Barbican Theatre, London International Mime Festival; 28th January 2016
Australian company Circa arrive back on UK shores with a wash of scenes that paint a tense journey of migrancy and the pressures that can bring to human relationships. The six acrobats (Nathan Boyle, Daniel O’Brien, Nicole Faubert, Bridie Hooper, Brittannie Portelli, Duncan West) are joined by classical musicians who play themes from Monteverdi’s opera Il Ritorno d’Ulisse in Patria, which also appear in colder, reworked digital adaptations. The austere beauty of the brutalist Barbican theatre is a perfect setting for a show that mixes the traditionally ‘high’ and ‘low’ arts of classical music and circus into a new cultural hybrid, allowing us to question where aesthetic value really lies.
Strength and support emerge as themes in The Return, as well as being the essential tools used by the acrobats and opera singers in their work, both internally and externally. I don’t know the music or its context, but I can feel its drama.
Stage design, from Jason Organ and Artistic Director Yaron Lifschitz, is starkly powerful. A simple wall of metal, lowering and foreshortening the stage against the vast tracts of space beyond, marks a confined cargo hold, later seen as a border wall to be scaled, or an internment camp’s fence. There’s a sense of Australia’s own convict cargo history alongside the contemporary relevance of displaced people.
I find it bizarre that the seamless vision that has created some striking imagery through blending acrobatics, dance and theatre has not been extended to the presence of the musicians onstage, who maintain their own traditions of dress and presentation, still two separate worlds sitting next to each other rather than integrating. Mezzo Soprano Kate Howden‘s bright purple dress, in a sea of muted greys, is a particular sore thumb – although the storytelling of her facial expressions while performing is a delight.
From bodies crushed to the floor under unseen pressures, aerial biographies, and acrobatic contact-dance interactions amongst the movement company, we gather a picture of suffering and striving. But that picture never manages to leave the stage and enter my heart. To adapt a sentiment from Mim King‘s recent review of Expiry Date, Circa have impressed, but not touched me, with this latest show.
For me the night is saved by Hooper, who rescues The Return from being a monotone montage of douleur with a desperate energy and tragic submission that carry her across the ground, over her fellow performers, or upon the aerial stirrups in contortions that bear the grotesque emotional charge of a Francis Bacon painting. Of course, it could be that her brilliance simply eclipses the still-brightness of her castmates.
Boyle is a grounding, stabilising figure in his presence as much as his basing role, and Faubert matches the precision of her balance with a dancer’s precision of point and flex.
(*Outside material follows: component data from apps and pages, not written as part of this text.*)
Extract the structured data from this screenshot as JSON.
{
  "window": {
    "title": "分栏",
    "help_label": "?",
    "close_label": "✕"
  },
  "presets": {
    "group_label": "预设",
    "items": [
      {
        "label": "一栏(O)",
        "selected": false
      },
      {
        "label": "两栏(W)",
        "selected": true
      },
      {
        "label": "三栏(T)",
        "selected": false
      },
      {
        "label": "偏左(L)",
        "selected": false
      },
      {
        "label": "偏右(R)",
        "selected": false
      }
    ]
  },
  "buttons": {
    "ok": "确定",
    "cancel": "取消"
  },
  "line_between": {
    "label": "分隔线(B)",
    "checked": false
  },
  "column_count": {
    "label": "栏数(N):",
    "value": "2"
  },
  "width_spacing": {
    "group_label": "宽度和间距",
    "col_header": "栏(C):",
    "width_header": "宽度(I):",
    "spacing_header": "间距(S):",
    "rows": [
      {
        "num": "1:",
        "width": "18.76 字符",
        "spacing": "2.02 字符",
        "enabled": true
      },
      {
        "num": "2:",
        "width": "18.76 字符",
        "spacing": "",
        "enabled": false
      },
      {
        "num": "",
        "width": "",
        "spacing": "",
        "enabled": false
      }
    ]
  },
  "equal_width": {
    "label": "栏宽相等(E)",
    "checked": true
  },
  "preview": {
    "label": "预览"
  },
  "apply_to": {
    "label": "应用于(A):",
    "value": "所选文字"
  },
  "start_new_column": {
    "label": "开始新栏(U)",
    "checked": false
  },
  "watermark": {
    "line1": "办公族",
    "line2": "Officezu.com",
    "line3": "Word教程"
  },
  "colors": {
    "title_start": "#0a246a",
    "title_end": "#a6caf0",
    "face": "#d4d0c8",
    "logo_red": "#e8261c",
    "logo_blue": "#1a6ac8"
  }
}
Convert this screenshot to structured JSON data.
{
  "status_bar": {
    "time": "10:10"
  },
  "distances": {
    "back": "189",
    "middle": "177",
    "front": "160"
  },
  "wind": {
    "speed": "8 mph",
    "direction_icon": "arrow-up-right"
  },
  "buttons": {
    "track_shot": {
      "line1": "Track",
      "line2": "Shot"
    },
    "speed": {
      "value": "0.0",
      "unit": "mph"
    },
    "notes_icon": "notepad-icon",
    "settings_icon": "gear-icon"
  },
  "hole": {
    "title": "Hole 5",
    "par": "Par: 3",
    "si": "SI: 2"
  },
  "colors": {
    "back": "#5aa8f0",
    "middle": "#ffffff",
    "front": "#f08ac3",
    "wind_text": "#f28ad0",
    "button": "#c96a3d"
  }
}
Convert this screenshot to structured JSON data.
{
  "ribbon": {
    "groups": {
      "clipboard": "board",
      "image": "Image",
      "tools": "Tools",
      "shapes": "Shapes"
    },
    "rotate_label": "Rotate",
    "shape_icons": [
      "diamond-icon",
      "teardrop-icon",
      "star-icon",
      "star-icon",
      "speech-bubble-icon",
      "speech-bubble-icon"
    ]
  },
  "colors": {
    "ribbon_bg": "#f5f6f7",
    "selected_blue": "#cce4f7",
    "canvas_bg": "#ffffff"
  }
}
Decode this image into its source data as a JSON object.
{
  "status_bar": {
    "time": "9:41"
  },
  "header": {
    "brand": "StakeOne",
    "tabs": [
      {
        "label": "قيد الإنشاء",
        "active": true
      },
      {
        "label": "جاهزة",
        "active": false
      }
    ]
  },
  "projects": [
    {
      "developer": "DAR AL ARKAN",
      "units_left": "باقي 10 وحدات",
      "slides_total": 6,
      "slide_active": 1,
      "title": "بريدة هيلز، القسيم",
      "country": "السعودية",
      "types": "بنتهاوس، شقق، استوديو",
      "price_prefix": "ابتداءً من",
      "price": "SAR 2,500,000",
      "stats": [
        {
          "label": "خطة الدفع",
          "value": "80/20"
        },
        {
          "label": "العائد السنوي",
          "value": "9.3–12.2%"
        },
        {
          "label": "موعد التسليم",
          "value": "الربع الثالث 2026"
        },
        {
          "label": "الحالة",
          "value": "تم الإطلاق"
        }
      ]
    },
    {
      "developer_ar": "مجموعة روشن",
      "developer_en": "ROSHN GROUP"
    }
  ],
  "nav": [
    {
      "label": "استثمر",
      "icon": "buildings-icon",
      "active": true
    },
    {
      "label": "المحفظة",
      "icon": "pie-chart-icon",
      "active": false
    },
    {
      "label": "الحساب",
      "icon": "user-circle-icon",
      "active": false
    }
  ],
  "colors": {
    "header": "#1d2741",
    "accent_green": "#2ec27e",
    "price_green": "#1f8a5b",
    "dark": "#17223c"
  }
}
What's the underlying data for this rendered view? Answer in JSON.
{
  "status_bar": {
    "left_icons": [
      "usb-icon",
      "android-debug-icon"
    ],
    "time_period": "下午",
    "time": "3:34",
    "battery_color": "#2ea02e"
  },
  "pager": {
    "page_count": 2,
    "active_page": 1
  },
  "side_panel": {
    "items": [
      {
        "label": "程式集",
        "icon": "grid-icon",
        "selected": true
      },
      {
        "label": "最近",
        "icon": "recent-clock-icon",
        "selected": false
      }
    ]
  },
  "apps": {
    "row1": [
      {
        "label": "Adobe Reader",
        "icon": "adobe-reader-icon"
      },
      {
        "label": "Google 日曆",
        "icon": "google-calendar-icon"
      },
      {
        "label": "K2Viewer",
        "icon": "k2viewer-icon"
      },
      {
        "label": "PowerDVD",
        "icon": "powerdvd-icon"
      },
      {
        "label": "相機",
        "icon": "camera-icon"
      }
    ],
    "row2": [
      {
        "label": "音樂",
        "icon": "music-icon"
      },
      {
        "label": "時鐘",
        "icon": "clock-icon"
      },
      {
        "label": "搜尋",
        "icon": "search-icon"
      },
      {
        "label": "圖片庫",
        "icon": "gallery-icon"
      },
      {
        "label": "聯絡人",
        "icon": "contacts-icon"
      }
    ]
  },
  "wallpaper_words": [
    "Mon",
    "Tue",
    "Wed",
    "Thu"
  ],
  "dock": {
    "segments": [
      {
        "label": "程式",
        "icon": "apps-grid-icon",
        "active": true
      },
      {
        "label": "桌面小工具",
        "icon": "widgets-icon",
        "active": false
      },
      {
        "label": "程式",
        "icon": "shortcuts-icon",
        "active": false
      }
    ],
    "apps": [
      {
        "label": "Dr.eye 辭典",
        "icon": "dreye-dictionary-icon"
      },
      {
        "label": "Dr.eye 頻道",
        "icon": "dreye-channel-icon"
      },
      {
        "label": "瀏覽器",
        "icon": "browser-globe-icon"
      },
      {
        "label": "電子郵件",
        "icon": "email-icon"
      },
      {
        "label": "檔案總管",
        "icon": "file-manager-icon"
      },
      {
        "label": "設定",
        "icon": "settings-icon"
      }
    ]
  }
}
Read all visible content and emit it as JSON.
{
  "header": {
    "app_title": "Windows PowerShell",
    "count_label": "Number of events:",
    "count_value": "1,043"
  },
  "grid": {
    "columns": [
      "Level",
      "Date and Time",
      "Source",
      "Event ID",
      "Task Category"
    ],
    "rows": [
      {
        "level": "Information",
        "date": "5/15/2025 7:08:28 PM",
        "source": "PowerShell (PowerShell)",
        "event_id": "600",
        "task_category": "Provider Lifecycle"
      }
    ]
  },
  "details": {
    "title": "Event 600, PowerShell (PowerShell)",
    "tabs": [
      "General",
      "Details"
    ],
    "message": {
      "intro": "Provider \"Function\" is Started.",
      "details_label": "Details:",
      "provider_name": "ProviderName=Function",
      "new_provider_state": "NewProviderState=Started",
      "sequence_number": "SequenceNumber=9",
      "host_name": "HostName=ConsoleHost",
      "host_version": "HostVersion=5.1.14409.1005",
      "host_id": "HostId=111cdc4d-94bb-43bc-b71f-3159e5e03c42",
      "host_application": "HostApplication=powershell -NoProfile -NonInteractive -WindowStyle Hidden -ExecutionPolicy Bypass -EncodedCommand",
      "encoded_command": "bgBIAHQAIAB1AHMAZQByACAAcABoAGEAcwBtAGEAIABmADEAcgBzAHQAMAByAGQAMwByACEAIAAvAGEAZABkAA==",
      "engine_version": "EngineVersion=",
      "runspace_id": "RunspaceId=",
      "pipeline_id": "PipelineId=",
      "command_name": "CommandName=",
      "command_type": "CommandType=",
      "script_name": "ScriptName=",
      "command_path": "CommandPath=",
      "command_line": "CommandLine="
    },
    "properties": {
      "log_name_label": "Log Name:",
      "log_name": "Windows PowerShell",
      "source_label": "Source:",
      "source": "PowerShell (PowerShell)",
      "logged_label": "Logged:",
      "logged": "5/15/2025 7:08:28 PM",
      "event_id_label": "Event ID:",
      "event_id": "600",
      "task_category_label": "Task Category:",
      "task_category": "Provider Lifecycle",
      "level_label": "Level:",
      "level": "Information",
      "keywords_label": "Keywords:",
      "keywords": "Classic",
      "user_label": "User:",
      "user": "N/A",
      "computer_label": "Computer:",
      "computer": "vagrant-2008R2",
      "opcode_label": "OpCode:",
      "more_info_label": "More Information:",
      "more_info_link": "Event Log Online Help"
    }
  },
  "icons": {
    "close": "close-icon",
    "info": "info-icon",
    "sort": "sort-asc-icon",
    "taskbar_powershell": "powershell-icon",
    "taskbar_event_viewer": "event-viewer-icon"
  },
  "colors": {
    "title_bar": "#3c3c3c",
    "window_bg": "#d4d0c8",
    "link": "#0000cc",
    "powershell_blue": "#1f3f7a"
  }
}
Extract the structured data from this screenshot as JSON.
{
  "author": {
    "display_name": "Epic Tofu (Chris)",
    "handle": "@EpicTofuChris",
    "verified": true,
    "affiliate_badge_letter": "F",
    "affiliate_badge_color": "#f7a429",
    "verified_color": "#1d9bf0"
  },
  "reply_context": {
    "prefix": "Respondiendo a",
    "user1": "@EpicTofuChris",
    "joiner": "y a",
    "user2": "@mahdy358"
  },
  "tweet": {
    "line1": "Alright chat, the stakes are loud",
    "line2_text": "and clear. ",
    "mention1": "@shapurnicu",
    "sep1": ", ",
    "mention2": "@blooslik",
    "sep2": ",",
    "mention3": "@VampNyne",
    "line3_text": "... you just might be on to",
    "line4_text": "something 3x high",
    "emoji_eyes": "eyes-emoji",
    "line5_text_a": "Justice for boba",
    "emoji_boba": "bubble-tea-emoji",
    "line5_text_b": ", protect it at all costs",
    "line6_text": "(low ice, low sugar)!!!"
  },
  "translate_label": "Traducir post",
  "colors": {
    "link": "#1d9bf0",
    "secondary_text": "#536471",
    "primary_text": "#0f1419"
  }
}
All are highly skilled technical performers.
In the post-show talk, Lifschitz draws upon a Warhol’s quote – ‘sex and parties are the only things you have to actually be there for’ – and adds circus as a third. While that is undoubtably true for the performers, in this case, as an audience member, I am able to drift in and out, and never find myself invested in the snapshots they show me. With the current crisis of refugees, I can see them just as clearly on the nightly news, and those hit harder.